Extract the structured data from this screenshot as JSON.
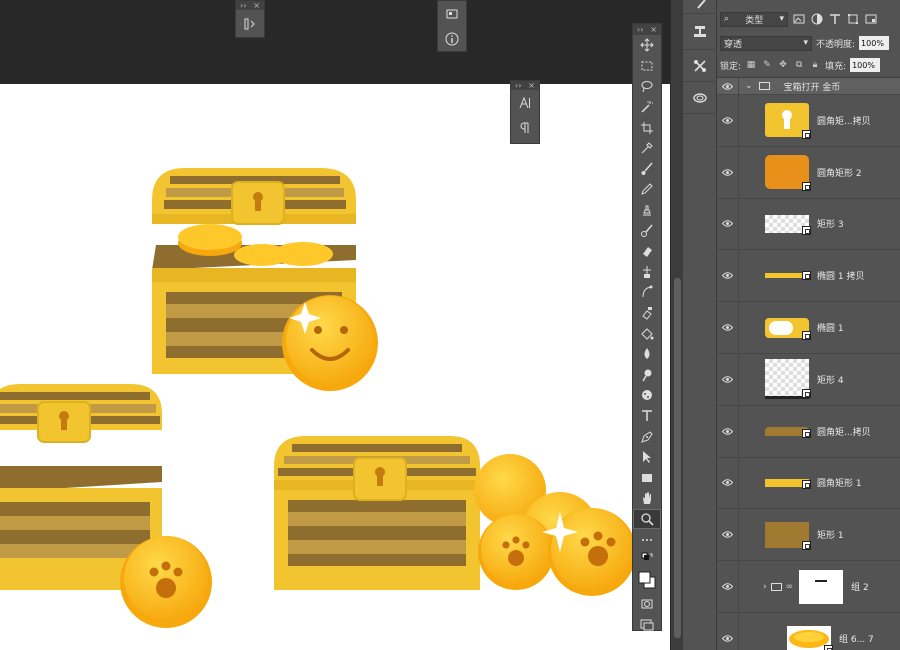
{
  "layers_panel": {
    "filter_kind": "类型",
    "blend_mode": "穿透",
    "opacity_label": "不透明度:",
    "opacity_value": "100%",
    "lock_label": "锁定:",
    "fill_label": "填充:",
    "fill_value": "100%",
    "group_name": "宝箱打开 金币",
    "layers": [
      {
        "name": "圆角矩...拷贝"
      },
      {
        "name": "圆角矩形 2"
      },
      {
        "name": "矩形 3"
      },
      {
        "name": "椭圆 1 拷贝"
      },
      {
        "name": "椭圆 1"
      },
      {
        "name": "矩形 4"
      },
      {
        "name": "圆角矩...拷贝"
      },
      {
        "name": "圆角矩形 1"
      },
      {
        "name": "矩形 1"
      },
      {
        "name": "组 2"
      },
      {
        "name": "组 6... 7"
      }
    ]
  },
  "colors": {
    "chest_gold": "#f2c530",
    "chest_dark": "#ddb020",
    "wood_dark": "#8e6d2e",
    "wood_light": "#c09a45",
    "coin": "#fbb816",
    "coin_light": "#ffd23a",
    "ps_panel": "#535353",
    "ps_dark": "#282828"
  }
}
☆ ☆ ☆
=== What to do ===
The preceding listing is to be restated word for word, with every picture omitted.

=== Expected answer ===
Extract the structured data from this screenshot as JSON.
{
  "layers_panel": {
    "filter_kind": "类型",
    "blend_mode": "穿透",
    "opacity_label": "不透明度:",
    "opacity_value": "100%",
    "lock_label": "锁定:",
    "fill_label": "填充:",
    "fill_value": "100%",
    "group_name": "宝箱打开 金币",
    "layers": [
      {
        "name": "圆角矩...拷贝"
      },
      {
        "name": "圆角矩形 2"
      },
      {
        "name": "矩形 3"
      },
      {
        "name": "椭圆 1 拷贝"
      },
      {
        "name": "椭圆 1"
      },
      {
        "name": "矩形 4"
      },
      {
        "name": "圆角矩...拷贝"
      },
      {
        "name": "圆角矩形 1"
      },
      {
        "name": "矩形 1"
      },
      {
        "name": "组 2"
      },
      {
        "name": "组 6... 7"
      }
    ]
  },
  "colors": {
    "chest_gold": "#f2c530",
    "chest_dark": "#ddb020",
    "wood_dark": "#8e6d2e",
    "wood_light": "#c09a45",
    "coin": "#fbb816",
    "coin_light": "#ffd23a",
    "ps_panel": "#535353",
    "ps_dark": "#282828"
  }
}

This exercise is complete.